Clear the Coast: getting more for your money!
Clear the Coast innovated again this year, always trying to do more with a budget that just keeps shrinking. With the generous help of Cape Scott Water Taxi and park operators 43K Wilderness Solutions, we placed debris collection bags at stations on the Cape Scott and North Coast trails and invited hikers to “Pitch In”.
The response was amazing: trail users filled 34 bags along the north coast alone! Our other, organized trips throughout the summer collected the balance of an estimated 10 tonnes of material at beaches along the West coast of the Island, from Grant Bay up to Cape Scott.

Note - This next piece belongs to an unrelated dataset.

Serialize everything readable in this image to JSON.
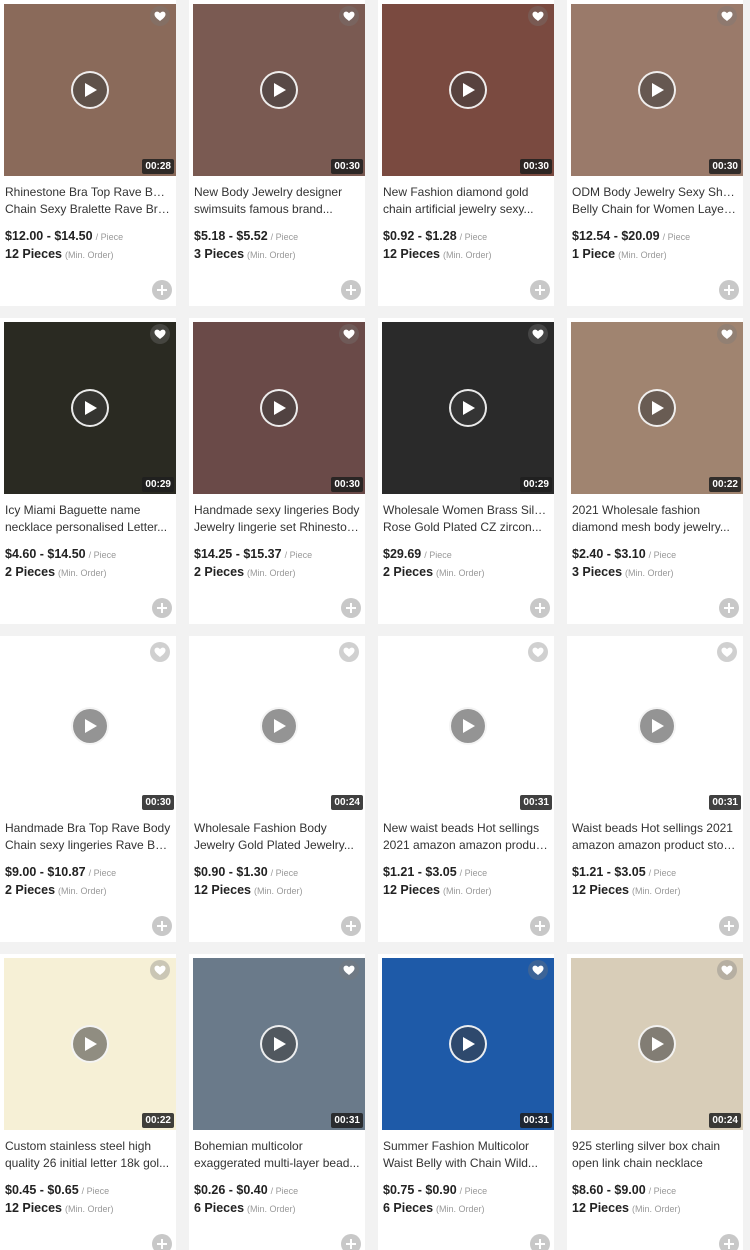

Summer student Maggie Dietterle led expeditions to the southern, road-accessible beaches and engaged dozens of friends, family and park users at Grant Bay, Hecht Beach, Raft Cove and Cape Palmerston.
Project Manager Rob O’Dea joined Maggie and two volunteers for a gruelling trip to Christensen Beach on the North Island trail, which we’d never cleaned before. We thought we were overdoing it to send out 12 collection bags for the effort but, no; Rob says they could have filled twice that number. Faced with a shortage of bags and a very long hike out to the San Jo Bay parking lot, they called it quits at 12 bags (roughly 40 cubic feet) and seven long strings of buoys and larger items.
Executive Director Karen Wristen led the team that placed collection bags at other stations on the North Coast and Cape Scott trails in July. She returned by boat in August with partner Jasper and long-time volunteers Terry and Eric Grantner and Jodie Bergeron to Sea Otter Cove and Lowrie and San Josef Bays. Read Karen’s blog on how that all turned out [here].
On the Labour Day weekend, we worked with the team at 43K Wilderness Solutions and West Coast Helicopters to get all that material off the beaches, and all in the space of two days! We managed that by calling on volunteers both new and old to go out to all of our caches and make them ready for lifting. The founder of our Clear the Coast campaign, Will Soltau, emerged from retirement in Sointula to help hook up bags at Grant Bay; and a team from the clothing retailer Lifestyle Over Luxury chose Raft Cove for their volunteer contribution.
By spreading our staff resources more thinly and relying on our seasoned volunteers, new recruits and the kindness of strangers, we covered more ground and restored more habitat than ever before. And we were once again humbled by the observation that there is still so much more to be done.
As we go to press, we’re planning the last phase of the work: the debris was heli-lifted to two drop sites on logging roads and now we have to get it in to the 7-Mile Landfill in Port McNeill where it will be processed for recycling or landfill. This year, TerraCycle has agreed to take all of our rigid plastics to be reprocessed into new consumer packaging, which reduces our transportation costs while recycling more than we can accomplish on the North Island.
We would all be most grateful for your help with funding this last phase of the work.
We sincerely appreciate the generosity that our supporters have shown us in the past and want to acknowledge funding from Nachiko Yokota, the Sitka Foundation and the Habitat Conservation Trust Fund, that has gotten us this far. The Province has promised us $1500 in Parks Enhancement Funding and the federal government’s Canada Summer Jobs grant helped pay Maggie’s student salary; but that’s the extent of government support for this work right now.
We’re continuing to talk to Members of Parliament and the B.C. Legislature about government programmes to support this critical work. In the meantime, it falls to those of us who appreciate how important it is to remove plastics from the ocean before they enter the food web, or strangle or entangle wildlife, to work at reducing the problem at both the source and in the intertidal zone. Thank you, for caring enough to help.